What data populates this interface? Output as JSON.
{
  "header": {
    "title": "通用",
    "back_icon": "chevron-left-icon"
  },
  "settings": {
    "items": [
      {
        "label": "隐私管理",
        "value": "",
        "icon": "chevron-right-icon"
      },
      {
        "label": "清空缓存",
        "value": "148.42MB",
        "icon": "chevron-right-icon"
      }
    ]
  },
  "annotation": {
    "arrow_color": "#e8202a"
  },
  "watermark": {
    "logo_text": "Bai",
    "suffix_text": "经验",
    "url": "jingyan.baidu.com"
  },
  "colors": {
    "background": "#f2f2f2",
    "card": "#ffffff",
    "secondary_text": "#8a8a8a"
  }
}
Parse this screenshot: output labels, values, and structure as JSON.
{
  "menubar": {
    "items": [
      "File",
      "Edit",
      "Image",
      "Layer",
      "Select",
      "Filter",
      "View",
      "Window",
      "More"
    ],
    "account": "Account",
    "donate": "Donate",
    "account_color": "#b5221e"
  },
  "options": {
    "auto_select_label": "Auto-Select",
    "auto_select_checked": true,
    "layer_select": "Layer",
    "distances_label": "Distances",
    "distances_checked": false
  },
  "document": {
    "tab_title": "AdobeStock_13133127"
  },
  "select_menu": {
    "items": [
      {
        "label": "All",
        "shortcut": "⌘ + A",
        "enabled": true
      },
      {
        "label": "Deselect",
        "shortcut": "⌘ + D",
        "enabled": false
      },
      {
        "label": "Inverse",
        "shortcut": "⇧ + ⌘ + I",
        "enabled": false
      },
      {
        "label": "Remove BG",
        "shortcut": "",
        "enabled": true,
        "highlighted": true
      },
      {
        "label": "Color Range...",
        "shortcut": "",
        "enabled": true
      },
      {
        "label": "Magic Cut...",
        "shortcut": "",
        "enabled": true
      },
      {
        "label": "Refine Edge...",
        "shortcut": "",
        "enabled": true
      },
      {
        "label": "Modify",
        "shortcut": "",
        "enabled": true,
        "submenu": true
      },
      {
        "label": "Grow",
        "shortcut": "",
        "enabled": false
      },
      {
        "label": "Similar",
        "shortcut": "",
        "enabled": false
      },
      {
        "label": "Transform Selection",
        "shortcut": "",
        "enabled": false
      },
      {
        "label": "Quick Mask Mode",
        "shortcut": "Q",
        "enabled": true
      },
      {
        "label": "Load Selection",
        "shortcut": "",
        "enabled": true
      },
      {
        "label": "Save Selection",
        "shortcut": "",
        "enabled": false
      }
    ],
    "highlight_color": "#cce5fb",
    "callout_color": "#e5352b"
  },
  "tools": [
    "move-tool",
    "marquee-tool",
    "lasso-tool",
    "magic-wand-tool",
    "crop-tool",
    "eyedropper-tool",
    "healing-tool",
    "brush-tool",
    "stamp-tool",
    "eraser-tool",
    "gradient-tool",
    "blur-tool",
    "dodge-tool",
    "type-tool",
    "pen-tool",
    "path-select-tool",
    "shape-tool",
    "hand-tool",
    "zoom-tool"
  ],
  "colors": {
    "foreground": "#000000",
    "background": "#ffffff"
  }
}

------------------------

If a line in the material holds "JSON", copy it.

*Problem solution:*
What data populates this interface? Output as JSON.
Parse this screenshot: output labels, values, and structure as JSON.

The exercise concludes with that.